MONGOLIA: Training for Rural Development Project (Global Affairs Canada, 2005-2010)
The Training for Rural Development Project worked to improve rural livelihoods by improving access to and use of agriculture technologies, practices and information by farmers, herders and agri-businesses. The project built the Mongolian State University of Agriculture’s capacity to conduct research and provide training to all levels of the agriculture sector and contributed to: 1) demand-driven, adaptive research responding to the needs of both men and women; 2) development and adoption of sustainable agriculture technologies for natural resource management; and 3) collaboration in technology generation and transfer and delivery of extension services to both men and women.
Partnering with the University of Saskatchewan on the project, Agriteam was responsible for overall management, providing input to Results Based Management (RBM), gender/social dimensions and ensuring participatory methods promoted community involvement, as well as developing and implementing a five-year pilot project in Corporate Social Responsibility (CSR) that demonstrated community development using best practices in public-private partnerships. Centerra Gold provided investment capital for the pilot through its Community Development Fund at the Boroo Gold mine site in Bayangol county. The pilot demonstrated that a) socially responsible mining companies and local communities can work together to alleviate poverty; b) human resource development through training is essential in fighting poverty; and, c) that innovative public-private partnerships can be useful in training delivery to the benefit of rural communities.
AMERICAS & the CARIBBEAN: ARPEL Environmental Project, Phase II, Latin America and the Caribbean (Global Affairs Canada, 1996–2000)
Agriteam provided gender equity advisory services to the Environmental Services Association of Alberta, the Canadian Executing Agency for the ARPEL project, which strengthened the efficiency and capacity of companies in the Latin American petroleum sector to develop and implement environmental protection technologies.
INDIA: Mid-Term Operational Review, India Biogas Extension Project (Global Affairs Canada, 1994)

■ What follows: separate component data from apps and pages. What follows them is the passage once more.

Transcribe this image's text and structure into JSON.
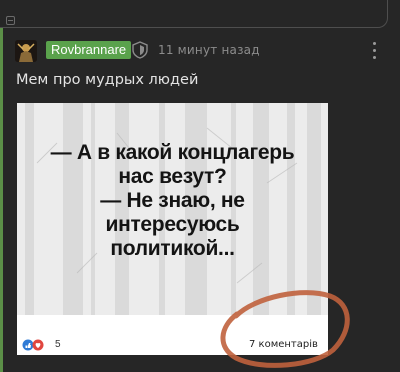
{
  "post": {
    "author": "Rovbrannare",
    "timestamp": "11 минут назад",
    "text": "Мем про мудрых людей"
  },
  "meme": {
    "lines": [
      "— А в какой концлагерь",
      "нас везут?",
      "— Не знаю, не",
      "интересуюсь",
      "политикой..."
    ],
    "reaction_count": "5",
    "comments_label": "7 коментарів"
  },
  "colors": {
    "user_badge": "#5aa24c",
    "thread_line": "#5b8f47",
    "annotation_circle": "#c0623d"
  },
  "icons": [
    "collapse-icon",
    "shield-icon",
    "more-vertical-icon",
    "reaction-icons"
  ]
}
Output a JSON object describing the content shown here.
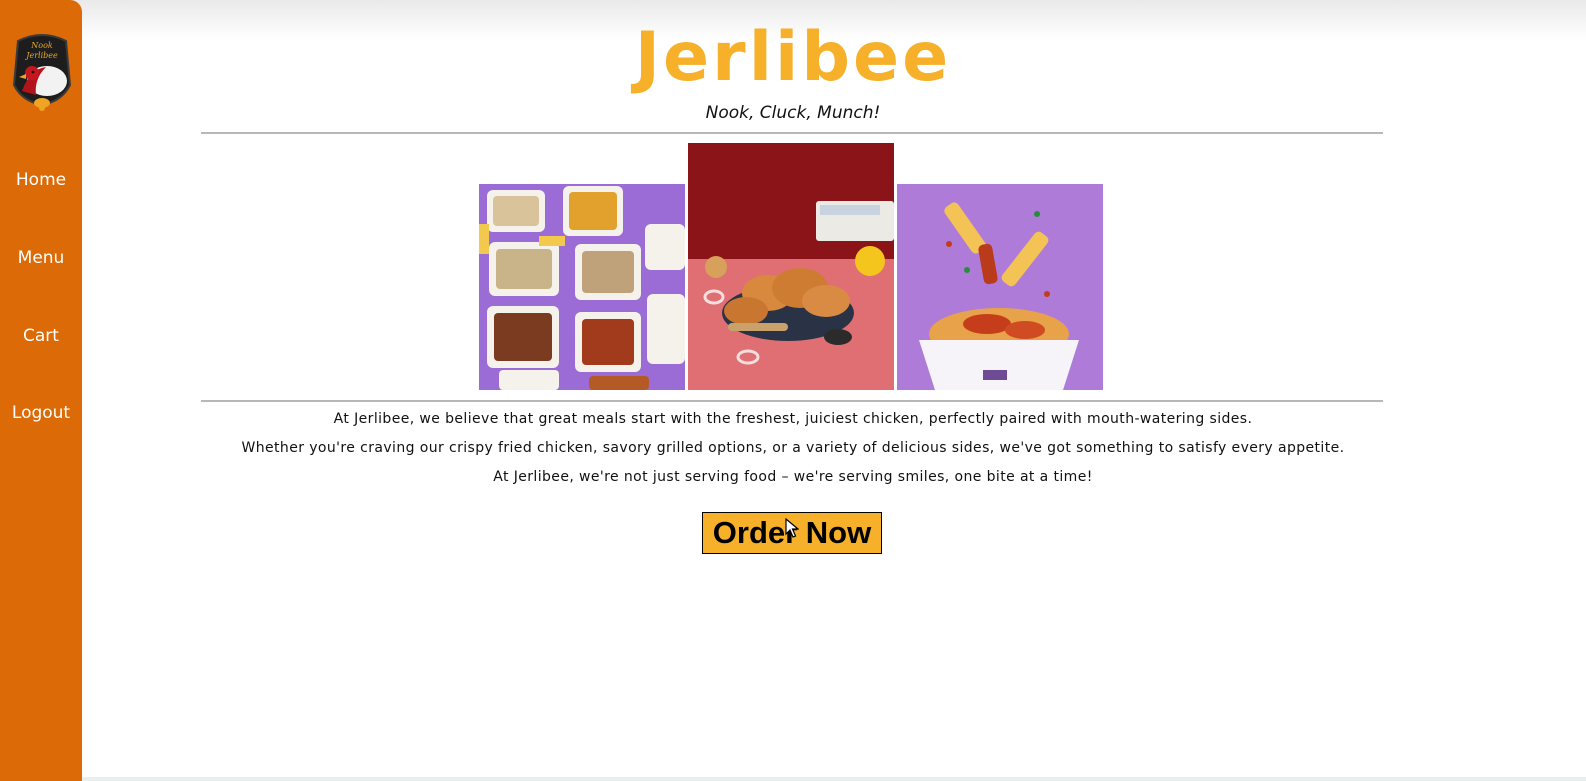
{
  "colors": {
    "sidebar": "#dc6a06",
    "brand": "#f6b02a",
    "button_bg": "#f6b02a",
    "rule": "#b8b8b8"
  },
  "logo": {
    "icon": "chicken-logo-icon",
    "text_line1": "Nook",
    "text_line2": "Jerlibee"
  },
  "nav": {
    "items": [
      {
        "label": "Home"
      },
      {
        "label": "Menu"
      },
      {
        "label": "Cart"
      },
      {
        "label": "Logout"
      }
    ]
  },
  "header": {
    "title": "Jerlibee",
    "tagline": "Nook, Cluck, Munch!"
  },
  "gallery": {
    "images": [
      {
        "icon": "food-trays-photo"
      },
      {
        "icon": "fried-chicken-photo"
      },
      {
        "icon": "loaded-fries-photo"
      }
    ]
  },
  "about": {
    "paragraphs": [
      "At Jerlibee, we believe that great meals start with the freshest, juiciest chicken, perfectly paired with mouth-watering sides.",
      "Whether you're craving our crispy fried chicken, savory grilled options, or a variety of delicious sides, we've got something to satisfy every appetite.",
      "At Jerlibee, we're not just serving food – we're serving smiles, one bite at a time!"
    ]
  },
  "cta": {
    "label": "Order Now"
  }
}
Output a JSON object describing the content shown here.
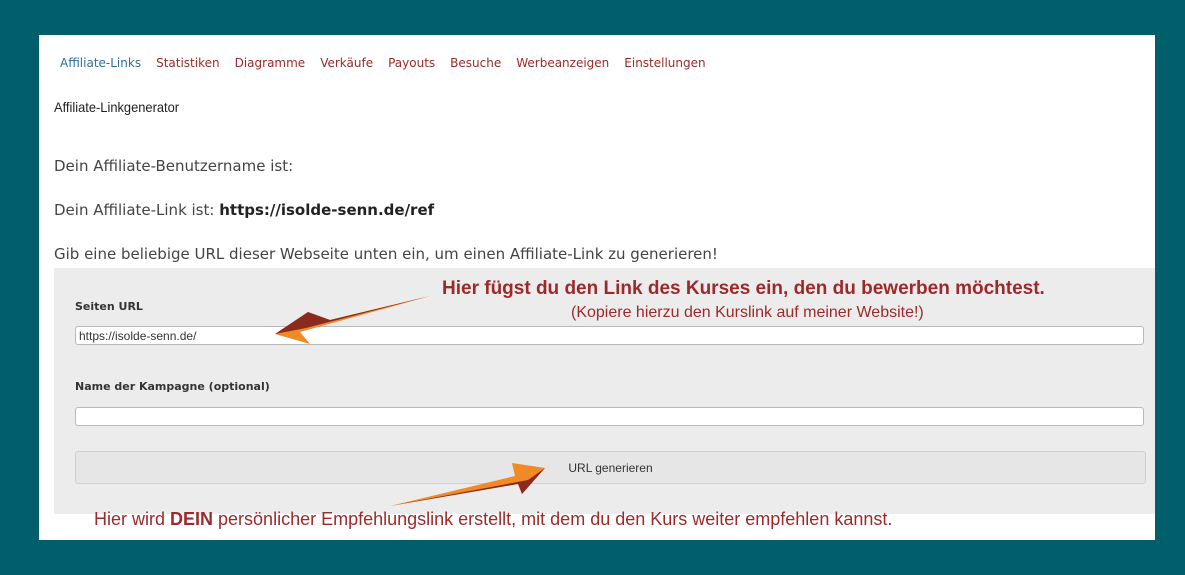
{
  "nav": {
    "items": [
      {
        "label": "Affiliate-Links"
      },
      {
        "label": "Statistiken"
      },
      {
        "label": "Diagramme"
      },
      {
        "label": "Verkäufe"
      },
      {
        "label": "Payouts"
      },
      {
        "label": "Besuche"
      },
      {
        "label": "Werbeanzeigen"
      },
      {
        "label": "Einstellungen"
      }
    ],
    "first_color": "#2e6f9e",
    "link_color": "#9c2a2a"
  },
  "page": {
    "subtitle": "Affiliate-Linkgenerator",
    "username_text": "Dein Affiliate-Benutzername ist:",
    "link_prefix": "Dein Affiliate-Link ist: ",
    "link_value": "https://isolde-senn.de/ref",
    "instruction": "Gib eine beliebige URL dieser Webseite unten ein, um einen Affiliate-Link zu generieren!"
  },
  "form": {
    "url_label": "Seiten URL",
    "url_value": "https://isolde-senn.de/",
    "campaign_label": "Name der Kampagne (optional)",
    "campaign_value": "",
    "button_label": "URL generieren"
  },
  "annotations": {
    "head": "Hier fügst du den Link des Kurses ein, den du bewerben möchtest.",
    "sub": "(Kopiere hierzu den Kurslink auf meiner Website!)",
    "bottom_prefix": "Hier wird ",
    "bottom_bold": "DEIN",
    "bottom_suffix": " persönlicher Empfehlungslink erstellt, mit dem du den Kurs weiter empfehlen kannst.",
    "color": "#9c2a2a",
    "arrow_light": "#f08a24",
    "arrow_dark": "#8b2a1e"
  },
  "colors": {
    "background": "#005f6b",
    "panel": "#ffffff",
    "form_box": "#ececec"
  }
}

Agriteam conducted an operational review of the India Biogas II Project, implemented by the Canadian Hunger Foundation, to assess the achievements and economic and social benefits of a biogas project at its mid-way point and to summarize the lessons learned thus far in Phase II. The review team provided feedback as part of an iterative process of project management, in order to ensure that the project continued to meet the needs of stakeholders. One aspect of the project was to study the economic and social factors that determined energy choices between biogas and liquid petroleum, including household income, family size and access to alternative energy sources. Attention was also paid to the project’s impact on women and women’s health issues and impact of the project on the environment, with respect to agricultural productivity and land/forest management. The review team also assessed the extent to which the project had succeeded in strengthening indigenous Indian non-governmental organizations which form the Biogas Network which was supported by the project.